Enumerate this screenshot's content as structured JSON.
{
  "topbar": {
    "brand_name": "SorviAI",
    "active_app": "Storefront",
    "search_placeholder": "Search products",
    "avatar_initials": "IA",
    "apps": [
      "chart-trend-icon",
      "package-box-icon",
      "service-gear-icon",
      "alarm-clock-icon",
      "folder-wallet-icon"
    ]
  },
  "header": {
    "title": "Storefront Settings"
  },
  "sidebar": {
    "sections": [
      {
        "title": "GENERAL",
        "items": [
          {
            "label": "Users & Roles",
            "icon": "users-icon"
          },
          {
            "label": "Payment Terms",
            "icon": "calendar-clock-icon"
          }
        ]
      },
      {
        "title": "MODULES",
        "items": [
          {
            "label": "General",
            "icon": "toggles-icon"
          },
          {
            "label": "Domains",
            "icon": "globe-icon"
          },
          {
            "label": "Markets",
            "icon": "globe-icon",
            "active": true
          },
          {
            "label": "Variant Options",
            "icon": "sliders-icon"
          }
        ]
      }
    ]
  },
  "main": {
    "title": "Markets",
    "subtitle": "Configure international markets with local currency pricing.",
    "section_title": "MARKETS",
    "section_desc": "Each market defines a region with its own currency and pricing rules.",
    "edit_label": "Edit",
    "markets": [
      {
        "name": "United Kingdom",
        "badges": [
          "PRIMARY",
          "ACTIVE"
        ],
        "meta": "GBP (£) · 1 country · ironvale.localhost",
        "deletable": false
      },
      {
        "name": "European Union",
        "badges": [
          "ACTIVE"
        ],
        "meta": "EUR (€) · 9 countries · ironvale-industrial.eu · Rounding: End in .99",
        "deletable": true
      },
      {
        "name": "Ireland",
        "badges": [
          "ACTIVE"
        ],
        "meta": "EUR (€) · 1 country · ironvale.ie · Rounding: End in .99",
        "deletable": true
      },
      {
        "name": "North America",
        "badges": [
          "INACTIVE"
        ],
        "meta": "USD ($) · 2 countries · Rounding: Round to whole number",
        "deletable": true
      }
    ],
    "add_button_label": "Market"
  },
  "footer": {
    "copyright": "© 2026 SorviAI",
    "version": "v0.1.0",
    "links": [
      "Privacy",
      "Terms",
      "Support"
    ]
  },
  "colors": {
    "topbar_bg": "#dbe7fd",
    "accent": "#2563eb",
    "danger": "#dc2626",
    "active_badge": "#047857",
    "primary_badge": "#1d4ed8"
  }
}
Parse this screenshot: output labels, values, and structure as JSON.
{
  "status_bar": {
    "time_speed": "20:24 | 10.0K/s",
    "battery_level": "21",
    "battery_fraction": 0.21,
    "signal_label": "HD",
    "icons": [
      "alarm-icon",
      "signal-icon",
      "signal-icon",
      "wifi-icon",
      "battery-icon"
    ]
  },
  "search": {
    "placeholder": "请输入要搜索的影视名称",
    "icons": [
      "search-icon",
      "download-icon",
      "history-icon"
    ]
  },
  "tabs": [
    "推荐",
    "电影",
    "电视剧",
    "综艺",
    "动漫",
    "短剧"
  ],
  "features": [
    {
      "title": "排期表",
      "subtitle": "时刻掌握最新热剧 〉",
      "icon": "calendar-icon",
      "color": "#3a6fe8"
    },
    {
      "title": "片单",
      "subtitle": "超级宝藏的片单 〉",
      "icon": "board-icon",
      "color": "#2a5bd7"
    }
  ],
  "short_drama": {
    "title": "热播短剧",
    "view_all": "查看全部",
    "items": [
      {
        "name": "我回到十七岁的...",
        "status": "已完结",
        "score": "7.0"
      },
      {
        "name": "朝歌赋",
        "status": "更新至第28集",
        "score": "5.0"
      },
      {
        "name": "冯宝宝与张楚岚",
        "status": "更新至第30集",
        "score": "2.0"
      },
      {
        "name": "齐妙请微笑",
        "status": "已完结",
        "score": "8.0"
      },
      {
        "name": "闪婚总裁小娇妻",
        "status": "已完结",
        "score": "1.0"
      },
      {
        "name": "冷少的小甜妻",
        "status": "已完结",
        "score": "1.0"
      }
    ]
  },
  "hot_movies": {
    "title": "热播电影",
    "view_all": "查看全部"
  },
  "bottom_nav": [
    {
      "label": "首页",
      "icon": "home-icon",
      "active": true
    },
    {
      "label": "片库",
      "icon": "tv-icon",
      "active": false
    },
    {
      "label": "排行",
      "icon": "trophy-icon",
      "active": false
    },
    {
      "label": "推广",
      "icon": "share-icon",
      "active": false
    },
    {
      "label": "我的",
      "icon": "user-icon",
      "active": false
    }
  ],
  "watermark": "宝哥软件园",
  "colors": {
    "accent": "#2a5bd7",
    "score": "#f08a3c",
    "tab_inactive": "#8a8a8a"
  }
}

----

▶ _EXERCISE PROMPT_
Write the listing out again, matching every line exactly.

▶ _ANSWER BELOW_
Enumerate this screenshot's content as structured JSON.
{
  "topbar": {
    "brand_name": "SorviAI",
    "active_app": "Storefront",
    "search_placeholder": "Search products",
    "avatar_initials": "IA",
    "apps": [
      "chart-trend-icon",
      "package-box-icon",
      "service-gear-icon",
      "alarm-clock-icon",
      "folder-wallet-icon"
    ]
  },
  "header": {
    "title": "Storefront Settings"
  },
  "sidebar": {
    "sections": [
      {
        "title": "GENERAL",
        "items": [
          {
            "label": "Users & Roles",
            "icon": "users-icon"
          },
          {
            "label": "Payment Terms",
            "icon": "calendar-clock-icon"
          }
        ]
      },
      {
        "title": "MODULES",
        "items": [
          {
            "label": "General",
            "icon": "toggles-icon"
          },
          {
            "label": "Domains",
            "icon": "globe-icon"
          },
          {
            "label": "Markets",
            "icon": "globe-icon",
            "active": true
          },
          {
            "label": "Variant Options",
            "icon": "sliders-icon"
          }
        ]
      }
    ]
  },
  "main": {
    "title": "Markets",
    "subtitle": "Configure international markets with local currency pricing.",
    "section_title": "MARKETS",
    "section_desc": "Each market defines a region with its own currency and pricing rules.",
    "edit_label": "Edit",
    "markets": [
      {
        "name": "United Kingdom",
        "badges": [
          "PRIMARY",
          "ACTIVE"
        ],
        "meta": "GBP (£) · 1 country · ironvale.localhost",
        "deletable": false
      },
      {
        "name": "European Union",
        "badges": [
          "ACTIVE"
        ],
        "meta": "EUR (€) · 9 countries · ironvale-industrial.eu · Rounding: End in .99",
        "deletable": true
      },
      {
        "name": "Ireland",
        "badges": [
          "ACTIVE"
        ],
        "meta": "EUR (€) · 1 country · ironvale.ie · Rounding: End in .99",
        "deletable": true
      },
      {
        "name": "North America",
        "badges": [
          "INACTIVE"
        ],
        "meta": "USD ($) · 2 countries · Rounding: Round to whole number",
        "deletable": true
      }
    ],
    "add_button_label": "Market"
  },
  "footer": {
    "copyright": "© 2026 SorviAI",
    "version": "v0.1.0",
    "links": [
      "Privacy",
      "Terms",
      "Support"
    ]
  },
  "colors": {
    "topbar_bg": "#dbe7fd",
    "accent": "#2563eb",
    "danger": "#dc2626",
    "active_badge": "#047857",
    "primary_badge": "#1d4ed8"
  }
}
Parse this screenshot: output labels, values, and structure as JSON.
{
  "status_bar": {
    "time_speed": "20:24 | 10.0K/s",
    "battery_level": "21",
    "battery_fraction": 0.21,
    "signal_label": "HD",
    "icons": [
      "alarm-icon",
      "signal-icon",
      "signal-icon",
      "wifi-icon",
      "battery-icon"
    ]
  },
  "search": {
    "placeholder": "请输入要搜索的影视名称",
    "icons": [
      "search-icon",
      "download-icon",
      "history-icon"
    ]
  },
  "tabs": [
    "推荐",
    "电影",
    "电视剧",
    "综艺",
    "动漫",
    "短剧"
  ],
  "features": [
    {
      "title": "排期表",
      "subtitle": "时刻掌握最新热剧 〉",
      "icon": "calendar-icon",
      "color": "#3a6fe8"
    },
    {
      "title": "片单",
      "subtitle": "超级宝藏的片单 〉",
      "icon": "board-icon",
      "color": "#2a5bd7"
    }
  ],
  "short_drama": {
    "title": "热播短剧",
    "view_all": "查看全部",
    "items": [
      {
        "name": "我回到十七岁的...",
        "status": "已完结",
        "score": "7.0"
      },
      {
        "name": "朝歌赋",
        "status": "更新至第28集",
        "score": "5.0"
      },
      {
        "name": "冯宝宝与张楚岚",
        "status": "更新至第30集",
        "score": "2.0"
      },
      {
        "name": "齐妙请微笑",
        "status": "已完结",
        "score": "8.0"
      },
      {
        "name": "闪婚总裁小娇妻",
        "status": "已完结",
        "score": "1.0"
      },
      {
        "name": "冷少的小甜妻",
        "status": "已完结",
        "score": "1.0"
      }
    ]
  },
  "hot_movies": {
    "title": "热播电影",
    "view_all": "查看全部"
  },
  "bottom_nav": [
    {
      "label": "首页",
      "icon": "home-icon",
      "active": true
    },
    {
      "label": "片库",
      "icon": "tv-icon",
      "active": false
    },
    {
      "label": "排行",
      "icon": "trophy-icon",
      "active": false
    },
    {
      "label": "推广",
      "icon": "share-icon",
      "active": false
    },
    {
      "label": "我的",
      "icon": "user-icon",
      "active": false
    }
  ],
  "watermark": "宝哥软件园",
  "colors": {
    "accent": "#2a5bd7",
    "score": "#f08a3c",
    "tab_inactive": "#8a8a8a"
  }
}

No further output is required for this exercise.